• What needs to be done: From the entries below, gather each line containing the word "JSON".

• Data for this task:
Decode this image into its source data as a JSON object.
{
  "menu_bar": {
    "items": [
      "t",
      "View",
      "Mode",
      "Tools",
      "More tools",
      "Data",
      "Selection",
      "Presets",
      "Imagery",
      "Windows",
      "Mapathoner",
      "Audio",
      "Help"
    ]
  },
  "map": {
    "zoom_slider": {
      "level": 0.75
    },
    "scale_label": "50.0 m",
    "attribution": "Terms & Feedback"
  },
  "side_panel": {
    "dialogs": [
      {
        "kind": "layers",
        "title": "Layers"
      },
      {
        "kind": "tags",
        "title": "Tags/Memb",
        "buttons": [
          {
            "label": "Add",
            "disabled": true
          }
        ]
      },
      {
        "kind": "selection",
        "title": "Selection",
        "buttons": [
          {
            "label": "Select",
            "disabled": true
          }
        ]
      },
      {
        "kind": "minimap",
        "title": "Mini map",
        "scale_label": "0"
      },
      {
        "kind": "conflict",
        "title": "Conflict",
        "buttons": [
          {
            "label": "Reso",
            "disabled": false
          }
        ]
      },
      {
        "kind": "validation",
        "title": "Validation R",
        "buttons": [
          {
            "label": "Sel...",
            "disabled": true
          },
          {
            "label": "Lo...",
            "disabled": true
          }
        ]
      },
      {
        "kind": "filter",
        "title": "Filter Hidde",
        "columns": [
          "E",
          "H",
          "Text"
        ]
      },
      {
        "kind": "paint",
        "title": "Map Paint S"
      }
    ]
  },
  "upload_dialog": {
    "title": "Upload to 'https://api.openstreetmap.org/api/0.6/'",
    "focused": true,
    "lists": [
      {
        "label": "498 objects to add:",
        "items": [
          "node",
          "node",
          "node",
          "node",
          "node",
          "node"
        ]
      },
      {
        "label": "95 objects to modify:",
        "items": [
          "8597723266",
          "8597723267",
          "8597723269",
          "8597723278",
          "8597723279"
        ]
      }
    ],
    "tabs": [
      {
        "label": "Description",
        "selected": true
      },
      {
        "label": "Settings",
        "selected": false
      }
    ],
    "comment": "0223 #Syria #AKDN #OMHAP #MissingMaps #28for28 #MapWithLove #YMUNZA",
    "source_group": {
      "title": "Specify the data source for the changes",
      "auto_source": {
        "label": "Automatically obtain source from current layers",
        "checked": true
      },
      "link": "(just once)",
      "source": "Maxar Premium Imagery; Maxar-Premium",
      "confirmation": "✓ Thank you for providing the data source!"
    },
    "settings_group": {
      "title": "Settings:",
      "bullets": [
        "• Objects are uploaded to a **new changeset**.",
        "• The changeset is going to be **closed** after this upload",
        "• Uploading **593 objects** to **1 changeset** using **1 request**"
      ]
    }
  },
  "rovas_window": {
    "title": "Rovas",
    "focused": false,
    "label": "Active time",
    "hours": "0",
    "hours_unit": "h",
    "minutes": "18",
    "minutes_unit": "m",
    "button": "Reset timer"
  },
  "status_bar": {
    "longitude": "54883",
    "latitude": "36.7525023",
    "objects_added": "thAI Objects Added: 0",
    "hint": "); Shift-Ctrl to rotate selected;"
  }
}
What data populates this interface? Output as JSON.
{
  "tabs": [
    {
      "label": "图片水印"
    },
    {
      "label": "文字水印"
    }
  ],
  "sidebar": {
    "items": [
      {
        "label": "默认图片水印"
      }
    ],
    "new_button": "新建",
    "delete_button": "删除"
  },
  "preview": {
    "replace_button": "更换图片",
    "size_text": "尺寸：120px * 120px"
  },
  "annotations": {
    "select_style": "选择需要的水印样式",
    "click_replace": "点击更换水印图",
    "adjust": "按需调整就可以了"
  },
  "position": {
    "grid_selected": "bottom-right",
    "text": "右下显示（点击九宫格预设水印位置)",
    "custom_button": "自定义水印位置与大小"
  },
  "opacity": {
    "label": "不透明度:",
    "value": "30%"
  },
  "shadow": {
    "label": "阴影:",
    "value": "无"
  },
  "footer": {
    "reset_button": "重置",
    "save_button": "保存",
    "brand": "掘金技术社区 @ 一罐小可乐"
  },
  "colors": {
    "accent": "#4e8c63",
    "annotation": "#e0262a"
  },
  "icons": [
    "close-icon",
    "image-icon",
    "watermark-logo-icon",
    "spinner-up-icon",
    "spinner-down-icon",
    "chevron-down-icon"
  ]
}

• Exercise response:
Decode this image into its source data as a JSON object.
What data populates this interface? Output as JSON.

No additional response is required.